TASK DIRECTIONS
Starting at the line that holds "Decode this image", quote every line through the end of the records, both boundary lines included. Omit the pictures.

══ DATA UNDER STUDY ══

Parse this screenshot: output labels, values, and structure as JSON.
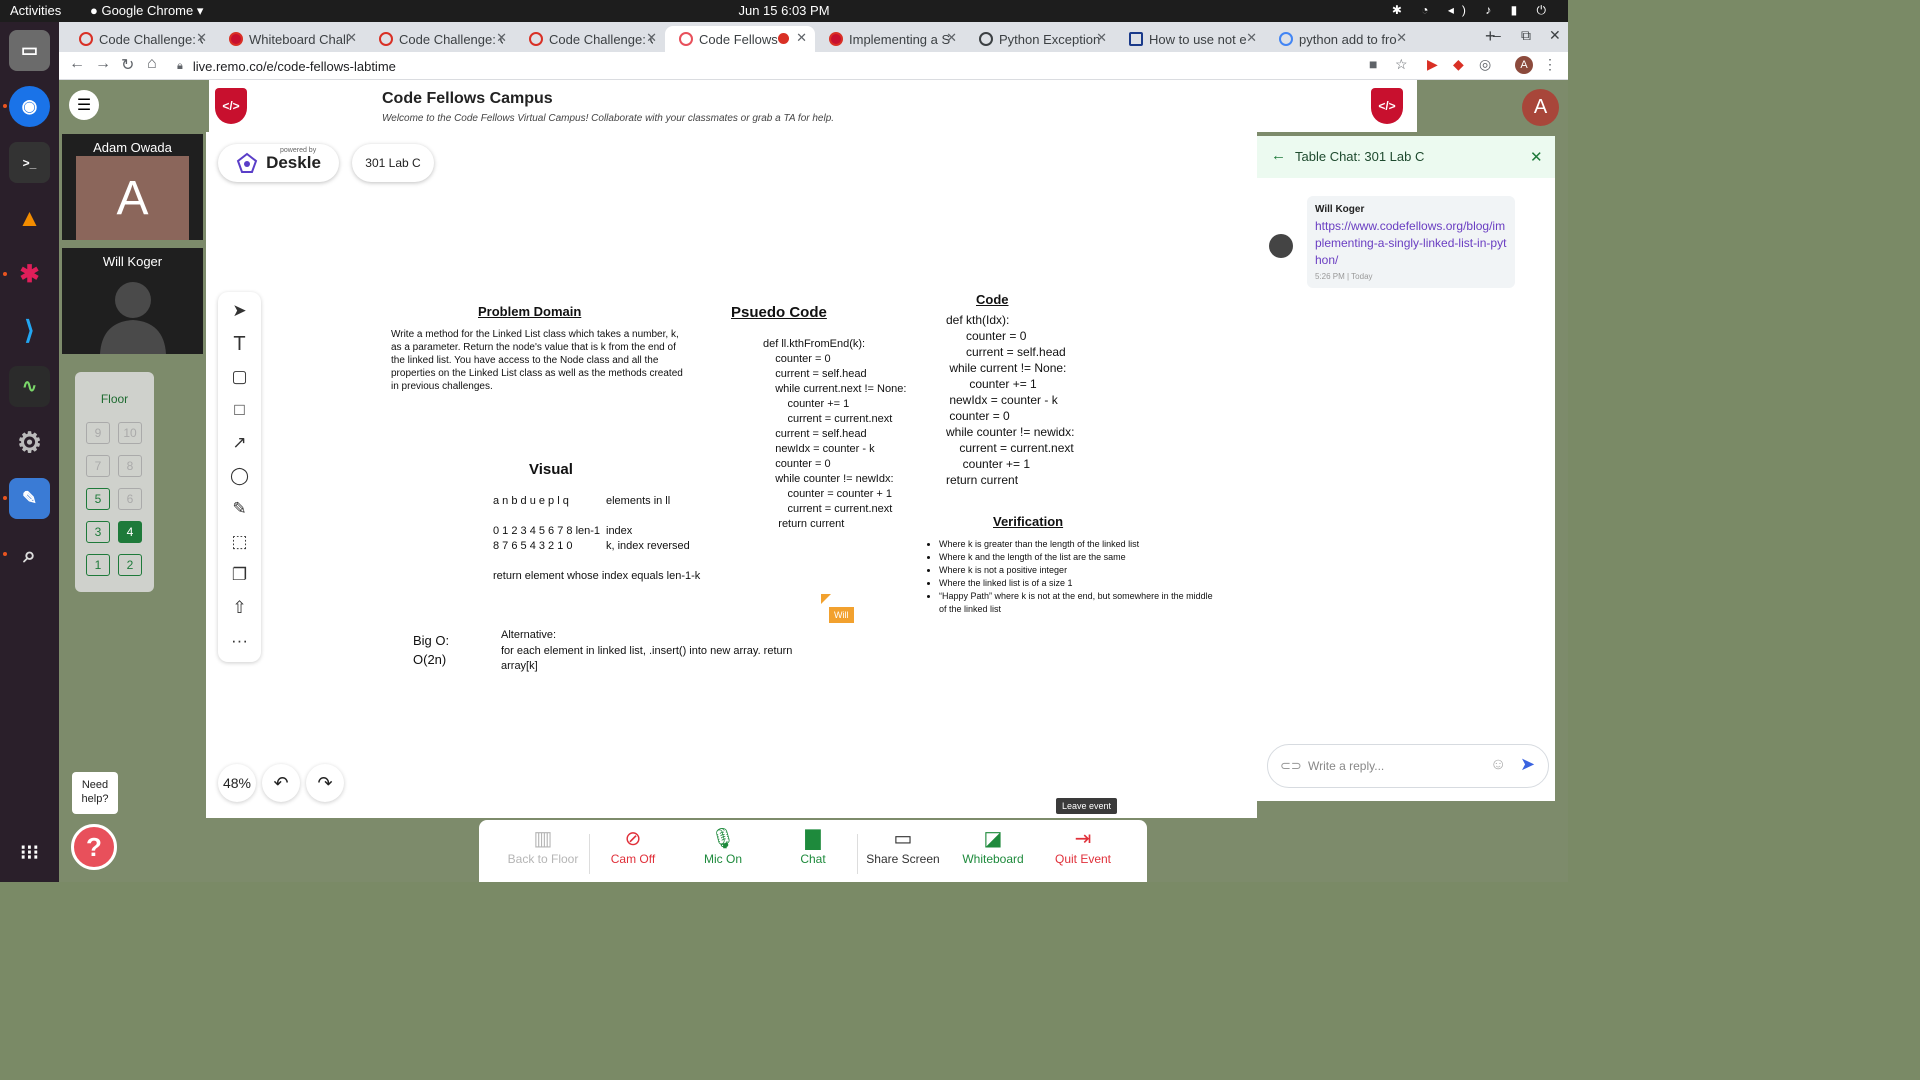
{
  "topbar": {
    "activities": "Activities",
    "app_name": "Google Chrome",
    "clock": "Jun 15  6:03 PM"
  },
  "browser": {
    "tabs": [
      {
        "label": "Code Challenge: C"
      },
      {
        "label": "Whiteboard Chall"
      },
      {
        "label": "Code Challenge: C"
      },
      {
        "label": "Code Challenge: C"
      },
      {
        "label": "Code Fellows"
      },
      {
        "label": "Implementing a S"
      },
      {
        "label": "Python Exception"
      },
      {
        "label": "How to use not e"
      },
      {
        "label": "python add to fro"
      }
    ],
    "url": "live.remo.co/e/code-fellows-labtime",
    "profile_initial": "A"
  },
  "campus": {
    "title": "Code Fellows Campus",
    "subtitle": "Welcome to the Code Fellows Virtual Campus! Collaborate with your classmates or grab a TA for help.",
    "logo_glyph": "</>",
    "user_initial": "A"
  },
  "video": {
    "tiles": [
      {
        "name": "Adam Owada",
        "initial": "A"
      },
      {
        "name": "Will Koger"
      }
    ]
  },
  "floor": {
    "title": "Floor",
    "buttons": [
      "9",
      "10",
      "7",
      "8",
      "5",
      "6",
      "3",
      "4",
      "1",
      "2"
    ],
    "current": "4"
  },
  "whiteboard": {
    "powered_by": "powered by",
    "brand": "Deskle",
    "room": "301 Lab C",
    "zoom": "48%",
    "problem_domain": {
      "heading": "Problem Domain",
      "text": "Write a method for the Linked List class which takes a number, k, as a parameter. Return the node's value that is k from the end of the linked list. You have access to the Node class and all the properties on the Linked List class as well as the methods created in previous challenges."
    },
    "pseudo": {
      "heading": "Psuedo Code",
      "lines": [
        "def ll.kthFromEnd(k):",
        "    counter = 0",
        "    current = self.head",
        "    while current.next != None:",
        "        counter += 1",
        "        current = current.next",
        "    current = self.head",
        "    newIdx = counter - k",
        "    counter = 0",
        "    while counter != newIdx:",
        "        counter = counter + 1",
        "        current = current.next",
        "     return current"
      ]
    },
    "code": {
      "heading": "Code",
      "lines": [
        "def kth(Idx):",
        "      counter = 0",
        "      current = self.head",
        " while current != None:",
        "       counter += 1",
        " newIdx = counter - k",
        " counter = 0",
        "while counter != newidx:",
        "    current = current.next",
        "     counter += 1",
        "return current"
      ]
    },
    "visual": {
      "heading": "Visual",
      "row1_left": "a n b d u e p l q",
      "row1_right": "elements in ll",
      "row2_left": "0 1 2 3 4 5 6 7 8 len-1",
      "row2_right": "index",
      "row3_left": "8 7 6 5 4 3 2 1 0",
      "row3_right": "k, index reversed",
      "row4": "return element whose index equals len-1-k"
    },
    "verification": {
      "heading": "Verification",
      "items": [
        "Where k is greater than the length of the linked list",
        "Where k and the length of the list are the same",
        "Where k is not a positive integer",
        "Where the linked list is of a size 1",
        "“Happy Path” where k is not at the end, but somewhere in the middle of the linked list"
      ]
    },
    "bigo": {
      "label": "Big O:",
      "value": "O(2n)",
      "alt_label": "Alternative:",
      "alt_text": "for each element in linked list, .insert() into new array. return array[k]"
    },
    "cursor_name": "Will"
  },
  "chat": {
    "title": "Table Chat: 301 Lab C",
    "message": {
      "author": "Will Koger",
      "link": "https://www.codefellows.org/blog/implementing-a-singly-linked-list-in-python/",
      "time": "5:26 PM | Today"
    },
    "reply_placeholder": "Write a reply..."
  },
  "leave_tooltip": "Leave event",
  "bottom_bar": [
    {
      "label": "Back to Floor",
      "color": "#b5b5b5"
    },
    {
      "label": "Cam Off",
      "color": "#e0303a"
    },
    {
      "label": "Mic On",
      "color": "#1e8a3c"
    },
    {
      "label": "Chat",
      "color": "#1e8a3c"
    },
    {
      "label": "Share Screen",
      "color": "#333333"
    },
    {
      "label": "Whiteboard",
      "color": "#1e8a3c"
    },
    {
      "label": "Quit Event",
      "color": "#e0303a"
    }
  ],
  "help": {
    "text": "Need help?",
    "glyph": "?"
  }
}
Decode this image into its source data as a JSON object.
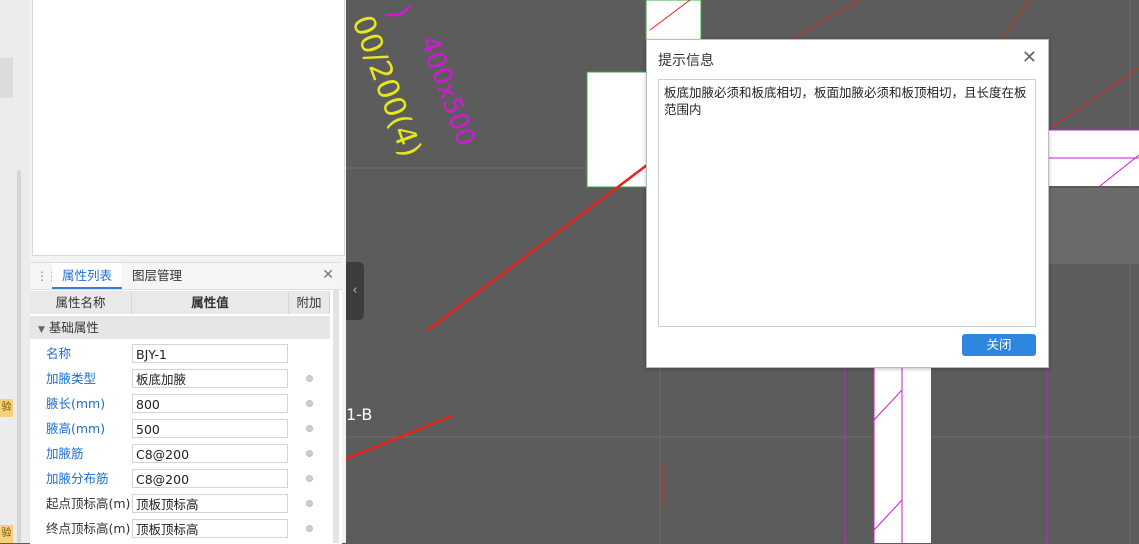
{
  "dialog": {
    "title": "提示信息",
    "message": "板底加腋必须和板底相切，板面加腋必须和板顶相切，且长度在板范围内",
    "close_button": "关闭"
  },
  "panel": {
    "tabs": [
      "属性列表",
      "图层管理"
    ],
    "columns": [
      "属性名称",
      "属性值",
      "附加"
    ],
    "group": "基础属性",
    "rows": [
      {
        "name": "名称",
        "value": "BJY-1"
      },
      {
        "name": "加腋类型",
        "value": "板底加腋"
      },
      {
        "name": "腋长(mm)",
        "value": "800"
      },
      {
        "name": "腋高(mm)",
        "value": "500"
      },
      {
        "name": "加腋筋",
        "value": "C8@200"
      },
      {
        "name": "加腋分布筋",
        "value": "C8@200"
      },
      {
        "name": "起点顶标高(m)",
        "value": "顶板顶标高"
      },
      {
        "name": "终点顶标高(m)",
        "value": "顶板顶标高"
      }
    ]
  },
  "side_tags": [
    "验",
    "验"
  ],
  "canvas_labels": {
    "yellow_top": "00/200(4)",
    "yellow_mid": "00/200(4)",
    "magenta": "400x500",
    "axis": "1-B"
  },
  "colors": {
    "accent": "#2e86e0",
    "canvas": "#5c5c5c",
    "arrow": "#e8231b",
    "magenta": "#d01ad6",
    "yellow": "#e6e61e"
  }
}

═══

WRITTEN REPLY
Decode this image into its source data as a JSON object.
{
  "dialog": {
    "title": "提示信息",
    "message": "板底加腋必须和板底相切，板面加腋必须和板顶相切，且长度在板范围内",
    "close_button": "关闭"
  },
  "panel": {
    "tabs": [
      "属性列表",
      "图层管理"
    ],
    "columns": [
      "属性名称",
      "属性值",
      "附加"
    ],
    "group": "基础属性",
    "rows": [
      {
        "name": "名称",
        "value": "BJY-1"
      },
      {
        "name": "加腋类型",
        "value": "板底加腋"
      },
      {
        "name": "腋长(mm)",
        "value": "800"
      },
      {
        "name": "腋高(mm)",
        "value": "500"
      },
      {
        "name": "加腋筋",
        "value": "C8@200"
      },
      {
        "name": "加腋分布筋",
        "value": "C8@200"
      },
      {
        "name": "起点顶标高(m)",
        "value": "顶板顶标高"
      },
      {
        "name": "终点顶标高(m)",
        "value": "顶板顶标高"
      }
    ]
  },
  "side_tags": [
    "验",
    "验"
  ],
  "canvas_labels": {
    "yellow_top": "00/200(4)",
    "yellow_mid": "00/200(4)",
    "magenta": "400x500",
    "axis": "1-B"
  },
  "colors": {
    "accent": "#2e86e0",
    "canvas": "#5c5c5c",
    "arrow": "#e8231b",
    "magenta": "#d01ad6",
    "yellow": "#e6e61e"
  }
}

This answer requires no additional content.